### What this task involves:
How many lines below contain the word "Giày"? Reply solely with the number.

(Stored data)
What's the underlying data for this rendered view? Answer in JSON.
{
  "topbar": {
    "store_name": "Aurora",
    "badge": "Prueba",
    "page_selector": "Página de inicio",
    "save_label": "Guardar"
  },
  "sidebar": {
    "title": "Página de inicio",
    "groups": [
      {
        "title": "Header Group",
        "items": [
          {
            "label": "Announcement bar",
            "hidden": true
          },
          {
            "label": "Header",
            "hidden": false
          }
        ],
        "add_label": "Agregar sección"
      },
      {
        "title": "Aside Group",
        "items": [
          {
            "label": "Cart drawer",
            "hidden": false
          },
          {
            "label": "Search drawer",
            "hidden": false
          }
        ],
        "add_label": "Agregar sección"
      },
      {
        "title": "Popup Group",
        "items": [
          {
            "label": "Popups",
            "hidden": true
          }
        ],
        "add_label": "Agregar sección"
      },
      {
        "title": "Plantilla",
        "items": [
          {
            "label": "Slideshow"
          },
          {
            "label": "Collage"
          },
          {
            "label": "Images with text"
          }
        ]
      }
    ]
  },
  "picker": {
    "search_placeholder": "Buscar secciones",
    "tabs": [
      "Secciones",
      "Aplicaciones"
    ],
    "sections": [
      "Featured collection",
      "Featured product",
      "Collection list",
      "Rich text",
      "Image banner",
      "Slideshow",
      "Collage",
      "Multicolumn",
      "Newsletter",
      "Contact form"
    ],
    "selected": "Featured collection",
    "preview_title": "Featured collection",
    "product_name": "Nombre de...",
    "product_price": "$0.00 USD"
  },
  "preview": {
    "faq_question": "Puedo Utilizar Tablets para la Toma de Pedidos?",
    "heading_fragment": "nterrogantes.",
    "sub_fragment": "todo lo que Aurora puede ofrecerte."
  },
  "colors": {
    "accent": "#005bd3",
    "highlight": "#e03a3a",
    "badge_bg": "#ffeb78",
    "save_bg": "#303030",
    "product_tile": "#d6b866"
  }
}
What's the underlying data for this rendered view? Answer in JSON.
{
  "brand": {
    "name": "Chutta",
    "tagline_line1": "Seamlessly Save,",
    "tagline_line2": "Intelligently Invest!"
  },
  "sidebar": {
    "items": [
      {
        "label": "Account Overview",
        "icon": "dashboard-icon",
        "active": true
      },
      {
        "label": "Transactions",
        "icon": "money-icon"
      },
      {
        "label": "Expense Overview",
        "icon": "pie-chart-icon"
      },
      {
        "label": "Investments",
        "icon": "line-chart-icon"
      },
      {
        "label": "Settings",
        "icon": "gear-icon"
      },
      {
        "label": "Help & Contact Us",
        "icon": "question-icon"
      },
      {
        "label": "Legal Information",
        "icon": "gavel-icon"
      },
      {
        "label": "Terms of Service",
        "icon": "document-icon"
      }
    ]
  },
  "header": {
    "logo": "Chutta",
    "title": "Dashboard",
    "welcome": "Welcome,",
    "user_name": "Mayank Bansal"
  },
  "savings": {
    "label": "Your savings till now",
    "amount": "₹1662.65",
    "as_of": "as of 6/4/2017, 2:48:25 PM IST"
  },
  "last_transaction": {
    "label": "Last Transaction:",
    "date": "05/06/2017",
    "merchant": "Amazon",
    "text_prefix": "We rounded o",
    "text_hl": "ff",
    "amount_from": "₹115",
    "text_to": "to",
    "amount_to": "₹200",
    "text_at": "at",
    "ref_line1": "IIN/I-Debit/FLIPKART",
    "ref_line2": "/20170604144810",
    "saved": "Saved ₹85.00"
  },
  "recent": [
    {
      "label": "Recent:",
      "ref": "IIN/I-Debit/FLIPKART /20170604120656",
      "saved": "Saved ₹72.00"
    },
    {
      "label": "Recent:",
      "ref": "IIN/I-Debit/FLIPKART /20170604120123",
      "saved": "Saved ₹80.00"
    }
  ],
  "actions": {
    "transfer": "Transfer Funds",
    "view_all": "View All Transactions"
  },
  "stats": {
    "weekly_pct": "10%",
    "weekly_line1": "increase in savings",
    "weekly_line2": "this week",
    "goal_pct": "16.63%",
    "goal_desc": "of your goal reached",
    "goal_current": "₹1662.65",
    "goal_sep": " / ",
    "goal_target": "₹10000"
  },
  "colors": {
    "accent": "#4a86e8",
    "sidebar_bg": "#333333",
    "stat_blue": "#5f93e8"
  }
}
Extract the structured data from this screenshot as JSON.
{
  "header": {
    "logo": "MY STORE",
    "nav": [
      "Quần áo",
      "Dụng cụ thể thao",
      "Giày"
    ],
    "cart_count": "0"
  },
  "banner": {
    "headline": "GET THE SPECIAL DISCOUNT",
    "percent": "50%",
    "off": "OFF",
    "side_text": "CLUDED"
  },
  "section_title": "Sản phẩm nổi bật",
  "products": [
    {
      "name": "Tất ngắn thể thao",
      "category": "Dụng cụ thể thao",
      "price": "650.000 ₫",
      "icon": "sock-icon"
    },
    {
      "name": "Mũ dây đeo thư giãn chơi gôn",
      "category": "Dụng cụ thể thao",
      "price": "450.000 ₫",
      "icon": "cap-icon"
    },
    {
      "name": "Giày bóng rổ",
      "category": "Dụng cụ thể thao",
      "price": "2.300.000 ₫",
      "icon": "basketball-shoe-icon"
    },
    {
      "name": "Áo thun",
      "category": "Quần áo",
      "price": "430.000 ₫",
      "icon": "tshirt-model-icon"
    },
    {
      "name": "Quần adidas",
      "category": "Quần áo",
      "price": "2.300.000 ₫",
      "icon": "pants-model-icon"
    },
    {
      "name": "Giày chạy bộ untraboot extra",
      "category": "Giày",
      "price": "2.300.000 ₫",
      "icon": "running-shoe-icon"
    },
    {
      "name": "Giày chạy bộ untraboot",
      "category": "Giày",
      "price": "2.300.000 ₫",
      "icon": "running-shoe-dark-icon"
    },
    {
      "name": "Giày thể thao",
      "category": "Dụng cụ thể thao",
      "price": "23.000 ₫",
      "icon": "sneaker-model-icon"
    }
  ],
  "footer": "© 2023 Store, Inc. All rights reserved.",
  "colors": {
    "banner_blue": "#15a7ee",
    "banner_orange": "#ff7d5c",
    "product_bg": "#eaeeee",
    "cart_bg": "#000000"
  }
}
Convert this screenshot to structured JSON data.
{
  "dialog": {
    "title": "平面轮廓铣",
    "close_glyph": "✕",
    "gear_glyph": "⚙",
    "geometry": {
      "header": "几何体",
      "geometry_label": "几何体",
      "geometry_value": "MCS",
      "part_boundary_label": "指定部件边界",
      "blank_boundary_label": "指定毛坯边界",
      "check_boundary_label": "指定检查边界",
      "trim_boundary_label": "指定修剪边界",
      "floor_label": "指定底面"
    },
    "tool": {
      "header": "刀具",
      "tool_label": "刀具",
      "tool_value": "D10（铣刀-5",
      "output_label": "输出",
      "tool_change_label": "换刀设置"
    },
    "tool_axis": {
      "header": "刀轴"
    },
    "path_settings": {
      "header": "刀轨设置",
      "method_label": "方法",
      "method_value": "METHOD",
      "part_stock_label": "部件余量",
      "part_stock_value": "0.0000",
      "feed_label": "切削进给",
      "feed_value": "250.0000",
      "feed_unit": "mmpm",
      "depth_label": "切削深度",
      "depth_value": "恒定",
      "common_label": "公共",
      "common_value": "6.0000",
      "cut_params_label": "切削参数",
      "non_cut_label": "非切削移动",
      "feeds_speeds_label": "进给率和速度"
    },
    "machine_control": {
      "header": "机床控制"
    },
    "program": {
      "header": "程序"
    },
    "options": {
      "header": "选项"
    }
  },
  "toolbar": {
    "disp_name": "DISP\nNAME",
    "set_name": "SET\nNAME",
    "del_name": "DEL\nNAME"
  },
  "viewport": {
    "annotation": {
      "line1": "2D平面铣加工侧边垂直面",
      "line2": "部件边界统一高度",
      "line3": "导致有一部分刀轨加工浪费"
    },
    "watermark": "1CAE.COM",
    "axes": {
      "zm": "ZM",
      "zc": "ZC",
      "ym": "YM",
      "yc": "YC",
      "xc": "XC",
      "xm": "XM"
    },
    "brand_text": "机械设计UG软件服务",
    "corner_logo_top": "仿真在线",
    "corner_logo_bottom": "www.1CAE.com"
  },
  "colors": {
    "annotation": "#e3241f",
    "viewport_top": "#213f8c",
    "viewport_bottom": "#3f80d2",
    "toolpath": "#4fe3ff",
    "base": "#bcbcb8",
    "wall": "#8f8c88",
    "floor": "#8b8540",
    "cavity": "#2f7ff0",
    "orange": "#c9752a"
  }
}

### Output of the task:
7